Over thousands of years, phosphorus addition comes out as one of the best solutions, purely in terms of cooling. "This was my surprise result," says Lenton. "It is generating a considerable carbon sink already."
"I looked at how it is likely to increase this century. It outstrips iron fertilisation of the oceans, suggesting there is too much hype and attention given to iron fertilisation."
While this looks like an efficient carbon sink, other environmental effects, such as large-scale toxic algal blooms may prove unacceptable to ecologists.
Capturing carbon dioxide by growing more plants or using chemicals such as sodium hydroxide to 'scrub' CO2 out of the atmosphere could achieve a -2W/m2 by 2100. "Afforestation and biochar, plus bio-energy capture and storage look pretty promising to me," says Lenton. "They can't solve the problem this century, but are realistic and useful in the long term."
"Biochar in particular seems to have hit a media tipping point: suddenly lots of people have come to the same conclusion and everyone is talking about it."
Globally, the discarded parts of the plants we grow produce a significant amount of waste. Burning this waste in the absence of oxygen converts it to charcoal. This could be used to generate energy, store carbon beneath ground or act as a fertiliser by boosting nutrient retention and so increasing crop productivity.
The 'very large caveats' the researchers allude to are the subject of another paper due out shortly by the same team. It will attempt to quantify the known side effects and environmental risks.
Storm gathers over Indo-German ocean experiment
Geoengineering is not without its critics, as the controversy surrounding an iron fertilisation experiment in the Southern Ocean has shown this week. The Indo-German research experiment to fertilise 300 square kilometres of ocean with six tons of dissolved iron was postponed following complaints from environmental groups.
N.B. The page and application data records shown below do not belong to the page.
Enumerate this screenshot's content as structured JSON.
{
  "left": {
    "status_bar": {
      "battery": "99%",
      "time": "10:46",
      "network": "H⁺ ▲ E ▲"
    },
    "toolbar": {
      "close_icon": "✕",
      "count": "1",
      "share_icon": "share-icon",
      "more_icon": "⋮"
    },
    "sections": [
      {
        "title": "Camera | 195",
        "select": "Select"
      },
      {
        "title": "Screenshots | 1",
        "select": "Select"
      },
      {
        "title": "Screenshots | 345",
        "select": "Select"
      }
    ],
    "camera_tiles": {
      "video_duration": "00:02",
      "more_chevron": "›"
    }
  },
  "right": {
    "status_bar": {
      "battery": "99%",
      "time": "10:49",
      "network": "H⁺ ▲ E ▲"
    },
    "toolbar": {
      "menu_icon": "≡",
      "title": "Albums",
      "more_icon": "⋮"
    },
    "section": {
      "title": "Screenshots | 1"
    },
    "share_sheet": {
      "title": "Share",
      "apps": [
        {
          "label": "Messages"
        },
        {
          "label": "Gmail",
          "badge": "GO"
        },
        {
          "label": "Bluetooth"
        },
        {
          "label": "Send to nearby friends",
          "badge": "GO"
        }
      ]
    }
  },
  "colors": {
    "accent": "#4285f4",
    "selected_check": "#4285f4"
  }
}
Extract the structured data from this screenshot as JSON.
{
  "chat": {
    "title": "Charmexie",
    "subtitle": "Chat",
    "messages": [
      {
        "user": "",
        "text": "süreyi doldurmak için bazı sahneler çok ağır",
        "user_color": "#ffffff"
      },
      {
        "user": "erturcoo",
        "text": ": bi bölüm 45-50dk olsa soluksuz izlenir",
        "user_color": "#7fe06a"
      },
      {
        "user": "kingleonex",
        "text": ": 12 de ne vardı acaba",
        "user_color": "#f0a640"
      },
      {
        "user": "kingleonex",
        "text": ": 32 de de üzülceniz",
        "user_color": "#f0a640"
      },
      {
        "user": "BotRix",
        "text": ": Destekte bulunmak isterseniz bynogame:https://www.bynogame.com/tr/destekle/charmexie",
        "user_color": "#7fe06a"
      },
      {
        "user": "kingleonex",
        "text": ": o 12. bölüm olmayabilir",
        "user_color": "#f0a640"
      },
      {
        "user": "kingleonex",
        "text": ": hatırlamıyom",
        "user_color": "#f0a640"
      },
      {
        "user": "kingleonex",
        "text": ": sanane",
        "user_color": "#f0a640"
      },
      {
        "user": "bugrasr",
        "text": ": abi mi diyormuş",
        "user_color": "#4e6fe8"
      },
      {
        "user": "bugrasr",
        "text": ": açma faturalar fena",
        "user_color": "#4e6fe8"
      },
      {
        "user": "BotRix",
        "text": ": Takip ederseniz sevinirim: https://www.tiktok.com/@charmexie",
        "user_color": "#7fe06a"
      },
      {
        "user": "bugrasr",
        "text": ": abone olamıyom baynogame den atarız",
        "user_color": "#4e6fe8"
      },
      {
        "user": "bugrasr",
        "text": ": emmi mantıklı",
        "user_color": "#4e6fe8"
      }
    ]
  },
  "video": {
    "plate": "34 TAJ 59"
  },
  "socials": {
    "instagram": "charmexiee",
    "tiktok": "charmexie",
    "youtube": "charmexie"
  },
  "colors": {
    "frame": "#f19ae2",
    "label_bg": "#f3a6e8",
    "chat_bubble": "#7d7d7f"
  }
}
The complaints prompted the German government to order further evaluations of potential environmental risks. These have now been completed and confirm the results of the original risk assessment. The project has been given the green light, but the incident has highlighted how contentious this area of research could become.
'The radiative forcing potential of different climate geo-engineering solutions', Atmospheric Chemistry & Physics Discussions, 2009.